Question number two– my university has this scheme that promotes extra-curricular activities to its current students, where they assign points to each type of activity. Attending a careers fair, for example, would be worth 5 points. Part-time work held for longer than 3 months would be 30 points, and completing a course outside of your core curriculum would be worth 60 points. As these points add up, you can exchange them for work experience and internship interviews, and I was fortunate enough to jump through all the hoops and come out with a summer internship.
Most undergraduate students, I’m assuming, would choose to do a summer internship between their first and last year of study. NOT ME, THOUGH. I chose to cash in my points at the end of my final year, which put a little bit of a downer on my fresh-out-of-uni celebrations because I felt like I jumped from my graduation ceremony straight into the world of full-time employment with no summer break in between. I felt robbed, and also very stupidly spoiled because who has problems like these?
Thirdly – my days started off early. Wake up at 5:45 and out of the house by 6:55, dressed and belly happy from a freshly made breakfast. Towards the later weeks, however, I know I slept in a bit more and grabbed a breakfast at Starbucks rather than making one at home, which angered my wallet by a lot. Still, what’s done is done.
I take the 7:04 bus from where I live to where I work; for the first four weeks, this bus route doubled as the morning school run. It was as hellish as it sounds. Imagine children from three different grammar schools (plus myself!) all piled up like sardines inside a double-decker bus… you could imagine the conversations I overheard. I just want to quote Abba and say, thank you for the music, otherwise, I wouldn’t know how I would have survived.
I arrive at the town where I work at exactly 8:10 if there weren’t any delays. I then grab my morning Starbucks, scan my gold member app, and then proceed to walk to the office at around 8:35. My normal walking speed gets me to the office front door about 8:55, but if I am in a rush or angry-therefore-I-power-walked, I would arrive five or ten minutes earlier.
This might all sound neurotic to most people, but keeping to a schedule pretty much saved my soul this summer. What I realised about myself, during this entire internship experience, is that I really value having complete control of my time. As an intern, you don’t really have control over what you do between clocking in at work and clocking out – at least not at the agency I worked for.
I had to spend the majority of my days – my weeks, even – with total strangers who very clearly did not share the same life experiences as myself, and therefore did not have the same values. They tagged it as a generational thing: “you’re such a millennial” was a phrase bandied about lightheartedly in the office. But it was so much more than the years between me and my colleagues…
I value smart work over hard work
Naps are not just for young children: inemuriis a lifestyle I live by
NOT ALL ASIAN CULTURES ARE THE SAME
Being gay is not a punchline to some joke and it should never be used as one
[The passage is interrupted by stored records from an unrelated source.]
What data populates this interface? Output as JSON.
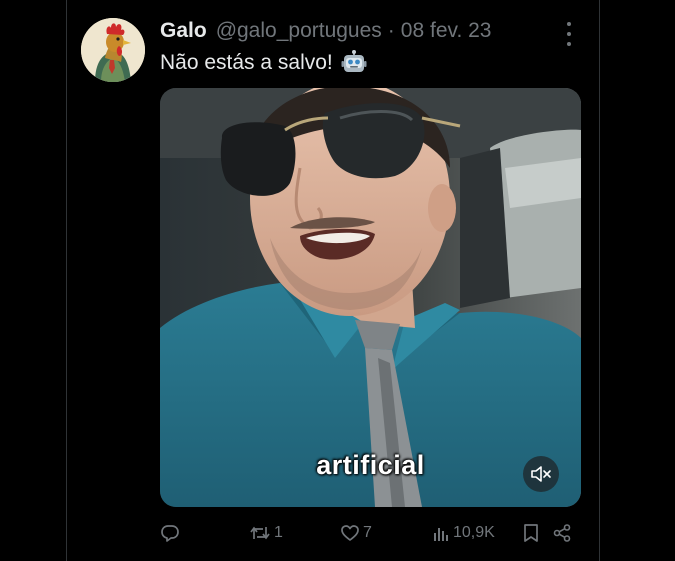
{
  "tweet": {
    "author_name": "Galo",
    "handle": "@galo_portugues",
    "separator": "·",
    "date": "08 fev. 23",
    "text": "Não estás a salvo!",
    "emoji_icon": "robot-icon"
  },
  "media": {
    "caption": "artificial",
    "mute_icon": "speaker-muted-icon"
  },
  "actions": {
    "reply_icon": "reply-icon",
    "retweet_count": "1",
    "like_count": "7",
    "views_count": "10,9K",
    "bookmark_icon": "bookmark-icon",
    "share_icon": "share-icon"
  },
  "colors": {
    "background": "#000000",
    "text_primary": "#e7e9ea",
    "text_secondary": "#71767b",
    "border": "#2f3336"
  }
}
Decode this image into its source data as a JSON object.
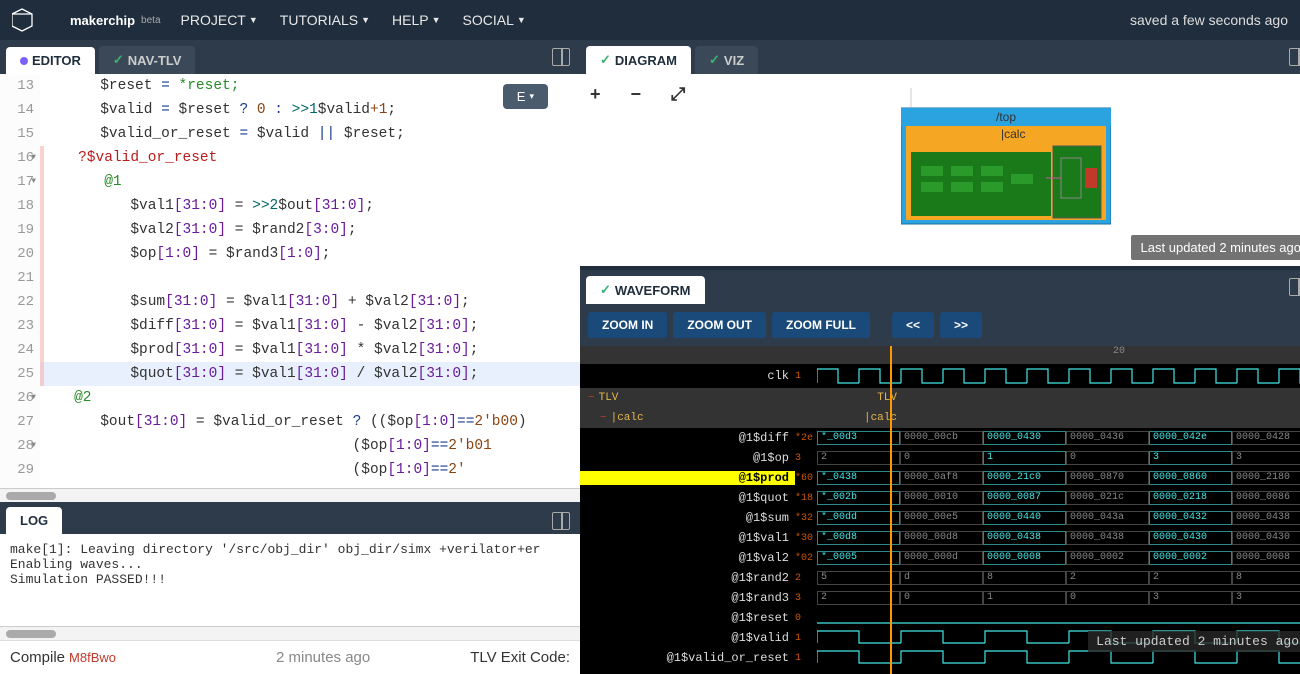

So these past three months have been a hardship, to say the least. I came into the internship hoping to gain work experience applicable to most graduate jobs I plan to apply for, and I came out battered and worn with a significant amount of money spent on food deliveries to the office… oops!
I still gained valuable work experience and a lot more doors are open to me now compared to if I never took that internship offer; nevertheless, I know that I have become less idealistic for my work-future, but that’s not necessarily a bad thing. Some might say I needed this crash course in real life.
Adulting™ is hard, y’all.
Over to you guys: Do you have any internship adventures to lament over? Are you currently a student planning to take one? Am I being too whiny over the whole ‘millennial’ label that people my age can’t seem to shake?
I am going to Belfast next week to celebrate completing my summer internship, so keep an eye out for my first travel journal blog post!